Write the records out exactly, so that no picture remains in the copy.

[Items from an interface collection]
::::

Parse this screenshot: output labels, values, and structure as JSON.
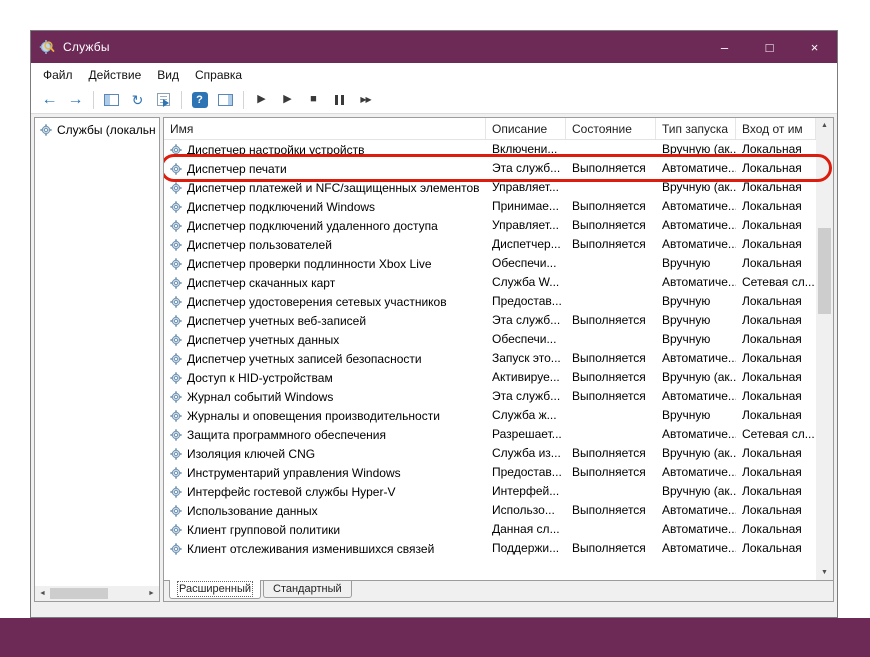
{
  "colors": {
    "titlebar": "#6d2a56",
    "taskband": "#6d2a56",
    "annotation": "#dc1d0e",
    "toolbar_accent": "#2d74b5"
  },
  "titlebar": {
    "title": "Службы",
    "minimize_glyph": "–",
    "maximize_glyph": "□",
    "close_glyph": "×"
  },
  "menu": {
    "items": [
      {
        "label": "Файл"
      },
      {
        "label": "Действие"
      },
      {
        "label": "Вид"
      },
      {
        "label": "Справка"
      }
    ]
  },
  "toolbar": {
    "back_glyph": "←",
    "forward_glyph": "→",
    "refresh_glyph": "↻",
    "help_glyph": "?",
    "start_glyph": "▶",
    "resume_glyph": "▶",
    "stop_glyph": "■",
    "restart_glyph": "▶▶"
  },
  "sidebar": {
    "root_item": "Службы (локальн"
  },
  "table": {
    "sort_indicator": "ˆ",
    "columns": [
      {
        "label": "Имя"
      },
      {
        "label": "Описание"
      },
      {
        "label": "Состояние"
      },
      {
        "label": "Тип запуска"
      },
      {
        "label": "Вход от им"
      }
    ],
    "rows": [
      {
        "name": "Диспетчер настройки устройств",
        "desc": "Включени...",
        "state": "",
        "startup": "Вручную (ак...",
        "login": "Локальная"
      },
      {
        "name": "Диспетчер печати",
        "desc": "Эта служб...",
        "state": "Выполняется",
        "startup": "Автоматиче...",
        "login": "Локальная",
        "highlighted": true
      },
      {
        "name": "Диспетчер платежей и NFC/защищенных элементов",
        "desc": "Управляет...",
        "state": "",
        "startup": "Вручную (ак...",
        "login": "Локальная"
      },
      {
        "name": "Диспетчер подключений Windows",
        "desc": "Принимае...",
        "state": "Выполняется",
        "startup": "Автоматиче...",
        "login": "Локальная"
      },
      {
        "name": "Диспетчер подключений удаленного доступа",
        "desc": "Управляет...",
        "state": "Выполняется",
        "startup": "Автоматиче...",
        "login": "Локальная"
      },
      {
        "name": "Диспетчер пользователей",
        "desc": "Диспетчер...",
        "state": "Выполняется",
        "startup": "Автоматиче...",
        "login": "Локальная"
      },
      {
        "name": "Диспетчер проверки подлинности Xbox Live",
        "desc": "Обеспечи...",
        "state": "",
        "startup": "Вручную",
        "login": "Локальная"
      },
      {
        "name": "Диспетчер скачанных карт",
        "desc": "Служба W...",
        "state": "",
        "startup": "Автоматиче...",
        "login": "Сетевая сл..."
      },
      {
        "name": "Диспетчер удостоверения сетевых участников",
        "desc": "Предостав...",
        "state": "",
        "startup": "Вручную",
        "login": "Локальная"
      },
      {
        "name": "Диспетчер учетных веб-записей",
        "desc": "Эта служб...",
        "state": "Выполняется",
        "startup": "Вручную",
        "login": "Локальная"
      },
      {
        "name": "Диспетчер учетных данных",
        "desc": "Обеспечи...",
        "state": "",
        "startup": "Вручную",
        "login": "Локальная"
      },
      {
        "name": "Диспетчер учетных записей безопасности",
        "desc": "Запуск это...",
        "state": "Выполняется",
        "startup": "Автоматиче...",
        "login": "Локальная"
      },
      {
        "name": "Доступ к HID-устройствам",
        "desc": "Активируе...",
        "state": "Выполняется",
        "startup": "Вручную (ак...",
        "login": "Локальная"
      },
      {
        "name": "Журнал событий Windows",
        "desc": "Эта служб...",
        "state": "Выполняется",
        "startup": "Автоматиче...",
        "login": "Локальная"
      },
      {
        "name": "Журналы и оповещения производительности",
        "desc": "Служба ж...",
        "state": "",
        "startup": "Вручную",
        "login": "Локальная"
      },
      {
        "name": "Защита программного обеспечения",
        "desc": "Разрешает...",
        "state": "",
        "startup": "Автоматиче...",
        "login": "Сетевая сл..."
      },
      {
        "name": "Изоляция ключей CNG",
        "desc": "Служба из...",
        "state": "Выполняется",
        "startup": "Вручную (ак...",
        "login": "Локальная"
      },
      {
        "name": "Инструментарий управления Windows",
        "desc": "Предостав...",
        "state": "Выполняется",
        "startup": "Автоматиче...",
        "login": "Локальная"
      },
      {
        "name": "Интерфейс гостевой службы Hyper-V",
        "desc": "Интерфей...",
        "state": "",
        "startup": "Вручную (ак...",
        "login": "Локальная"
      },
      {
        "name": "Использование данных",
        "desc": "Использо...",
        "state": "Выполняется",
        "startup": "Автоматиче...",
        "login": "Локальная"
      },
      {
        "name": "Клиент групповой политики",
        "desc": "Данная сл...",
        "state": "",
        "startup": "Автоматиче...",
        "login": "Локальная"
      },
      {
        "name": "Клиент отслеживания изменившихся связей",
        "desc": "Поддержи...",
        "state": "Выполняется",
        "startup": "Автоматиче...",
        "login": "Локальная"
      }
    ]
  },
  "tabs": {
    "items": [
      {
        "label": "Расширенный",
        "active": true
      },
      {
        "label": "Стандартный"
      }
    ]
  },
  "scrollbar": {
    "up": "▲",
    "down": "▼",
    "left": "◄",
    "right": "►"
  }
}
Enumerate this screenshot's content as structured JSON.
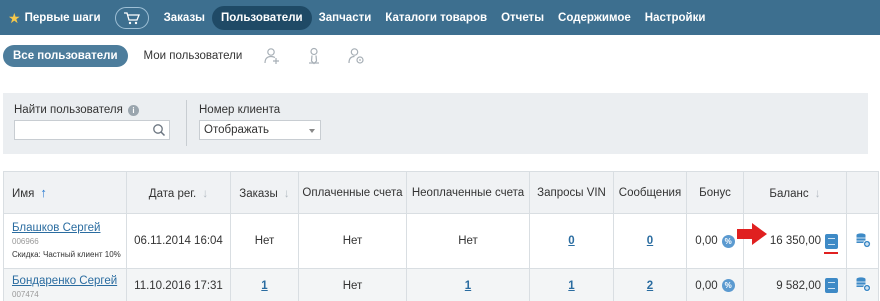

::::

● **Answer to the exercise**:
Parse this screenshot: output labels, values, and structure as JSON.
{
  "colors": {
    "titlebar": "#6d2a56",
    "taskband": "#6d2a56",
    "annotation": "#dc1d0e",
    "toolbar_accent": "#2d74b5"
  },
  "titlebar": {
    "title": "Службы",
    "minimize_glyph": "–",
    "maximize_glyph": "□",
    "close_glyph": "×"
  },
  "menu": {
    "items": [
      {
        "label": "Файл"
      },
      {
        "label": "Действие"
      },
      {
        "label": "Вид"
      },
      {
        "label": "Справка"
      }
    ]
  },
  "toolbar": {
    "back_glyph": "←",
    "forward_glyph": "→",
    "refresh_glyph": "↻",
    "help_glyph": "?",
    "start_glyph": "▶",
    "resume_glyph": "▶",
    "stop_glyph": "■",
    "restart_glyph": "▶▶"
  },
  "sidebar": {
    "root_item": "Службы (локальн"
  },
  "table": {
    "sort_indicator": "ˆ",
    "columns": [
      {
        "label": "Имя"
      },
      {
        "label": "Описание"
      },
      {
        "label": "Состояние"
      },
      {
        "label": "Тип запуска"
      },
      {
        "label": "Вход от им"
      }
    ],
    "rows": [
      {
        "name": "Диспетчер настройки устройств",
        "desc": "Включени...",
        "state": "",
        "startup": "Вручную (ак...",
        "login": "Локальная"
      },
      {
        "name": "Диспетчер печати",
        "desc": "Эта служб...",
        "state": "Выполняется",
        "startup": "Автоматиче...",
        "login": "Локальная",
        "highlighted": true
      },
      {
        "name": "Диспетчер платежей и NFC/защищенных элементов",
        "desc": "Управляет...",
        "state": "",
        "startup": "Вручную (ак...",
        "login": "Локальная"
      },
      {
        "name": "Диспетчер подключений Windows",
        "desc": "Принимае...",
        "state": "Выполняется",
        "startup": "Автоматиче...",
        "login": "Локальная"
      },
      {
        "name": "Диспетчер подключений удаленного доступа",
        "desc": "Управляет...",
        "state": "Выполняется",
        "startup": "Автоматиче...",
        "login": "Локальная"
      },
      {
        "name": "Диспетчер пользователей",
        "desc": "Диспетчер...",
        "state": "Выполняется",
        "startup": "Автоматиче...",
        "login": "Локальная"
      },
      {
        "name": "Диспетчер проверки подлинности Xbox Live",
        "desc": "Обеспечи...",
        "state": "",
        "startup": "Вручную",
        "login": "Локальная"
      },
      {
        "name": "Диспетчер скачанных карт",
        "desc": "Служба W...",
        "state": "",
        "startup": "Автоматиче...",
        "login": "Сетевая сл..."
      },
      {
        "name": "Диспетчер удостоверения сетевых участников",
        "desc": "Предостав...",
        "state": "",
        "startup": "Вручную",
        "login": "Локальная"
      },
      {
        "name": "Диспетчер учетных веб-записей",
        "desc": "Эта служб...",
        "state": "Выполняется",
        "startup": "Вручную",
        "login": "Локальная"
      },
      {
        "name": "Диспетчер учетных данных",
        "desc": "Обеспечи...",
        "state": "",
        "startup": "Вручную",
        "login": "Локальная"
      },
      {
        "name": "Диспетчер учетных записей безопасности",
        "desc": "Запуск это...",
        "state": "Выполняется",
        "startup": "Автоматиче...",
        "login": "Локальная"
      },
      {
        "name": "Доступ к HID-устройствам",
        "desc": "Активируе...",
        "state": "Выполняется",
        "startup": "Вручную (ак...",
        "login": "Локальная"
      },
      {
        "name": "Журнал событий Windows",
        "desc": "Эта служб...",
        "state": "Выполняется",
        "startup": "Автоматиче...",
        "login": "Локальная"
      },
      {
        "name": "Журналы и оповещения производительности",
        "desc": "Служба ж...",
        "state": "",
        "startup": "Вручную",
        "login": "Локальная"
      },
      {
        "name": "Защита программного обеспечения",
        "desc": "Разрешает...",
        "state": "",
        "startup": "Автоматиче...",
        "login": "Сетевая сл..."
      },
      {
        "name": "Изоляция ключей CNG",
        "desc": "Служба из...",
        "state": "Выполняется",
        "startup": "Вручную (ак...",
        "login": "Локальная"
      },
      {
        "name": "Инструментарий управления Windows",
        "desc": "Предостав...",
        "state": "Выполняется",
        "startup": "Автоматиче...",
        "login": "Локальная"
      },
      {
        "name": "Интерфейс гостевой службы Hyper-V",
        "desc": "Интерфей...",
        "state": "",
        "startup": "Вручную (ак...",
        "login": "Локальная"
      },
      {
        "name": "Использование данных",
        "desc": "Использо...",
        "state": "Выполняется",
        "startup": "Автоматиче...",
        "login": "Локальная"
      },
      {
        "name": "Клиент групповой политики",
        "desc": "Данная сл...",
        "state": "",
        "startup": "Автоматиче...",
        "login": "Локальная"
      },
      {
        "name": "Клиент отслеживания изменившихся связей",
        "desc": "Поддержи...",
        "state": "Выполняется",
        "startup": "Автоматиче...",
        "login": "Локальная"
      }
    ]
  },
  "tabs": {
    "items": [
      {
        "label": "Расширенный",
        "active": true
      },
      {
        "label": "Стандартный"
      }
    ]
  },
  "scrollbar": {
    "up": "▲",
    "down": "▼",
    "left": "◄",
    "right": "►"
  }
}
Enumerate this screenshot's content as structured JSON.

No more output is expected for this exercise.